◆ **Task brief**
The word "data" marks the lines to copy; find all of them in the entries below.

◆ **Entries supplied**

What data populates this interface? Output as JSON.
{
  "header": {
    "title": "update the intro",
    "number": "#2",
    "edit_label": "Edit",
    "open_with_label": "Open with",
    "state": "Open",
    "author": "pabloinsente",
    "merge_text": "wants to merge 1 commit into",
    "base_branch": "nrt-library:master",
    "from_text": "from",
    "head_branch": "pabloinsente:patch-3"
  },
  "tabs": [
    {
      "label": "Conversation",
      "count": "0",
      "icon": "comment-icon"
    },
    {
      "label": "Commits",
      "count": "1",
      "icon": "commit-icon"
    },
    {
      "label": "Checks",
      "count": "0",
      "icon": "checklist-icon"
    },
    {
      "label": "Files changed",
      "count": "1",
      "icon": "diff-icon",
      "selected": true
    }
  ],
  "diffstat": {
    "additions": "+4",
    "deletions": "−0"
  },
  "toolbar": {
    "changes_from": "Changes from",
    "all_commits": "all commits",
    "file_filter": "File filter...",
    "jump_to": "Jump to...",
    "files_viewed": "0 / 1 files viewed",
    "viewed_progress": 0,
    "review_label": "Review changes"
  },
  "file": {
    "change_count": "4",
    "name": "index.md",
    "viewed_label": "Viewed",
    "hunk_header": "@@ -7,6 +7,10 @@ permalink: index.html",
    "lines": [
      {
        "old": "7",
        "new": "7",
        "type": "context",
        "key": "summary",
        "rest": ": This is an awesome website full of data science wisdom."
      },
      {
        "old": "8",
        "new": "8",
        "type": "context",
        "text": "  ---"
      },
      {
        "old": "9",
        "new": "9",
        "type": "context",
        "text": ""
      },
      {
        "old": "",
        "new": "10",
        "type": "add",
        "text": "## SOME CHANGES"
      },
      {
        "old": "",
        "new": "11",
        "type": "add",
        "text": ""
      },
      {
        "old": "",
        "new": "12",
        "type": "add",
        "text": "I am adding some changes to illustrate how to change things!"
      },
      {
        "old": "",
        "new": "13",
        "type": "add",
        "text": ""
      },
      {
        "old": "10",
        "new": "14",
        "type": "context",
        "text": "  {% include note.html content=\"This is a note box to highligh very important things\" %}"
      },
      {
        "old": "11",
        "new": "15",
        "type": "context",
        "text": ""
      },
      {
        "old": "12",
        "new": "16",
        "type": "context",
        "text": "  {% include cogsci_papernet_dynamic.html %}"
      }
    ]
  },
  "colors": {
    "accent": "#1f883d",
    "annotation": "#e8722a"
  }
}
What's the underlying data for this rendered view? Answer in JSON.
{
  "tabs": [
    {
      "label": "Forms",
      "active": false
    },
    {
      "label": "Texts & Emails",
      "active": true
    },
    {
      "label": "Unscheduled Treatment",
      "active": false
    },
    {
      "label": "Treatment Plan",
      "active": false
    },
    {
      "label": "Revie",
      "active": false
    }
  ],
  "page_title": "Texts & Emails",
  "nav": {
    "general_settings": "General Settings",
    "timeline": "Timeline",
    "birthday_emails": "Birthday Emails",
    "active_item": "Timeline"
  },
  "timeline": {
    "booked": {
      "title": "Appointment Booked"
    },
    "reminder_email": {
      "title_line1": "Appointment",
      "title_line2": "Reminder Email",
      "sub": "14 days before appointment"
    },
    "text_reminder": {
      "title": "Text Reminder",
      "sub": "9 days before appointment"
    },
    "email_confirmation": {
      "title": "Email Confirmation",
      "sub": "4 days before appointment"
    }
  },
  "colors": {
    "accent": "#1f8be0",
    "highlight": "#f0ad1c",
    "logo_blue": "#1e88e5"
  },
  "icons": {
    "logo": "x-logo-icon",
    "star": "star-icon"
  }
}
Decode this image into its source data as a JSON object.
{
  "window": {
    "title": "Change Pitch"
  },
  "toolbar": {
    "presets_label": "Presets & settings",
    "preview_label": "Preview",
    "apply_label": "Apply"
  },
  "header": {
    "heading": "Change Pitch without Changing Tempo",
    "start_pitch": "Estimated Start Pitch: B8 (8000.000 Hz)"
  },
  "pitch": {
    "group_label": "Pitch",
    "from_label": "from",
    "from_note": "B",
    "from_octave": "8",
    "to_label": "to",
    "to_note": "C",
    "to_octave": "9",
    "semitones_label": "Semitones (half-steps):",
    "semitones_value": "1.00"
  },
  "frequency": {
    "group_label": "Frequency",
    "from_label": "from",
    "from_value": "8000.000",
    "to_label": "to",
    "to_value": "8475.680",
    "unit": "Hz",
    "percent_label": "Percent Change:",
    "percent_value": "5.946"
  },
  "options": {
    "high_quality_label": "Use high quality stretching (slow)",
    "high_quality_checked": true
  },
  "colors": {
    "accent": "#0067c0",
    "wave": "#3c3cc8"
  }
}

◆ **Exercise result**
What data populates this interface? Output as JSON.
        "rest": ": This is an awesome website full of data science wisdom."
What's the underlying data for this rendered view? Answer in JSON.
Decode this image into its source data as a JSON object.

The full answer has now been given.